Léo82 had two words for him:
And that’s where it looked like things would change. Léo82 managed to do something that no one else had done for the whole final table: he took the chip lead.
He got pocket tens in versus ROFLshove’s pocket eights. The tens held, and all of a sudden, the foregone conclusion of ROFLshove’s victory was no longer so foregone. After trading blows for an hour, Léo82 moved out to a 3-1 lead…and then lost it after losing a race with pocket sixes vs. ace-queen.
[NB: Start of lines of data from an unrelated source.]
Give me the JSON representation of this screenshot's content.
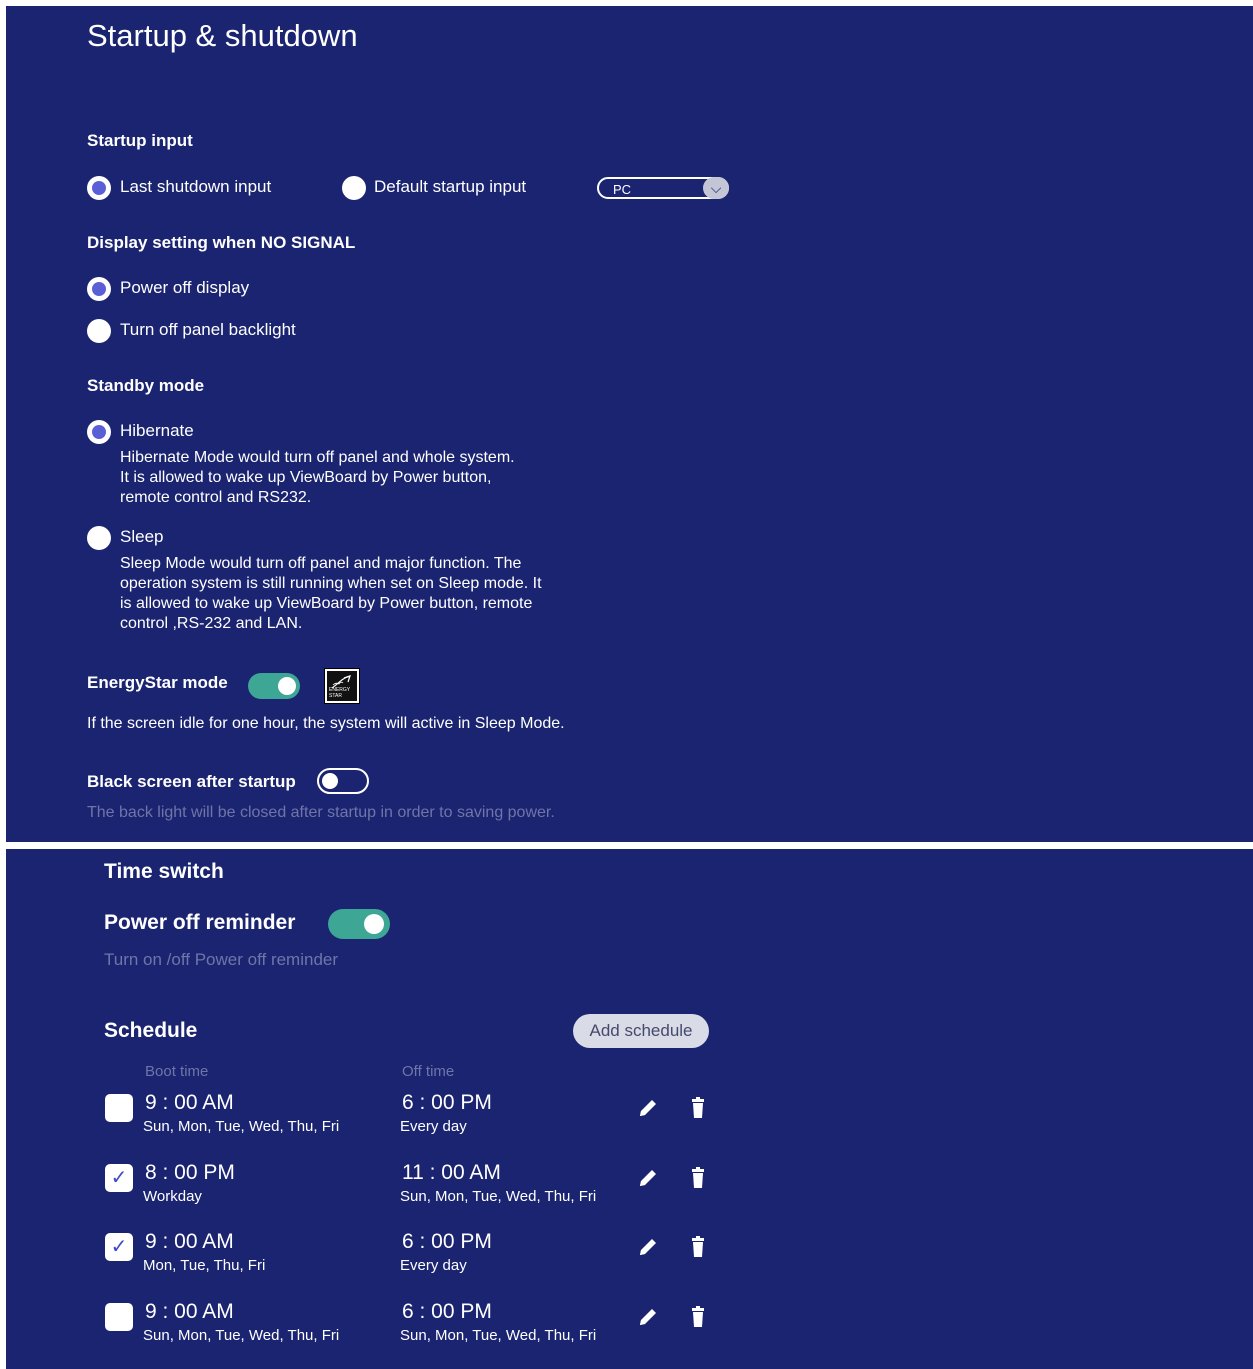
{
  "startup": {
    "title": "Startup & shutdown",
    "startup_input": {
      "heading": "Startup input",
      "options": [
        {
          "label": "Last shutdown input",
          "selected": true
        },
        {
          "label": "Default startup input",
          "selected": false
        }
      ],
      "dropdown_value": "PC"
    },
    "no_signal": {
      "heading": "Display setting when NO SIGNAL",
      "options": [
        {
          "label": "Power off display",
          "selected": true
        },
        {
          "label": "Turn off panel backlight",
          "selected": false
        }
      ]
    },
    "standby": {
      "heading": "Standby mode",
      "options": [
        {
          "label": "Hibernate",
          "selected": true,
          "description": "Hibernate Mode would turn off panel and whole system.\nIt is allowed to wake up ViewBoard by Power button,\nremote control and RS232."
        },
        {
          "label": "Sleep",
          "selected": false,
          "description": "Sleep Mode would turn off panel and major function. The\noperation system is still running when set on Sleep mode. It\nis allowed to wake up ViewBoard by Power button, remote\ncontrol ,RS-232 and LAN."
        }
      ]
    },
    "energystar": {
      "label": "EnergyStar mode",
      "enabled": true,
      "logo_text": "ENERGY STAR",
      "description": "If the screen idle for one hour, the system will active in Sleep Mode."
    },
    "black_screen": {
      "label": "Black screen after startup",
      "enabled": false,
      "description": "The back light will be closed after startup in order to saving power."
    }
  },
  "time_switch": {
    "title": "Time switch",
    "reminder": {
      "label": "Power off reminder",
      "enabled": true,
      "description": "Turn on /off Power off reminder"
    },
    "schedule": {
      "heading": "Schedule",
      "add_button": "Add schedule",
      "col_boot": "Boot time",
      "col_off": "Off time",
      "rows": [
        {
          "checked": false,
          "boot_time": "9 : 00 AM",
          "boot_days": "Sun, Mon, Tue, Wed, Thu, Fri",
          "off_time": "6 : 00 PM",
          "off_days": "Every day"
        },
        {
          "checked": true,
          "boot_time": "8 : 00 PM",
          "boot_days": "Workday",
          "off_time": "11 : 00 AM",
          "off_days": "Sun, Mon, Tue, Wed, Thu, Fri"
        },
        {
          "checked": true,
          "boot_time": "9 : 00 AM",
          "boot_days": "Mon, Tue, Thu, Fri",
          "off_time": "6 : 00 PM",
          "off_days": "Every day"
        },
        {
          "checked": false,
          "boot_time": "9 : 00 AM",
          "boot_days": "Sun, Mon, Tue, Wed, Thu, Fri",
          "off_time": "6 : 00 PM",
          "off_days": "Sun, Mon, Tue, Wed, Thu, Fri"
        }
      ]
    }
  },
  "colors": {
    "panel_bg": "#1b2470",
    "radio_selected": "#5a5fd6",
    "toggle_on": "#3ea694",
    "muted_text": "#6f75a8"
  },
  "icons": {
    "edit": "pencil-icon",
    "delete": "trash-icon",
    "dropdown": "chevron-down-icon"
  }
}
“Now we got a game,” ROFLshove said.
From there, you only needed to fast-forward the film. Ace Ventura vs Ferris Bueller. In Hollywood, they’d both win. In poker…well, you know the drill.
ROFLshove had his man out-chipped 4-1, open-shoved with A♠ 7♥ . He got called with K♠ 9♥ , held, and rolled the credits on his own movie. It wasn’t entirely wire-to-wire, but it’s about as close as you’ll find. ROFLshove had his SCOOP Main Event win.
“Time for drinks on the beach,” he said
Alrighty then, indeed.
SCOOP $1,050 Main Event results
Total entries: 5,033
Prize pool: $5,033,000
Places paid: 720
1. ROFLshove (Australia) $787,312,19
2. Léo82 (Brazil)$586.344.50
3. BrightStripe (Austria) $415,222.50
4. MikeFdem (Canada) $284,364.50
5. ramondemon77 (Romania) $213.902.50
6. olelemaiko (Bulgaria) $163,572.50
7. Woodstock37 (Canada) $113.242.50
8. Yurec1707 (Ukraine) $62,912
9. BORRAURELIO (Brazil) $40,264
Brad Willis is the PokerStars Head of Blogging. Follow him on Twitter: @BradWillis.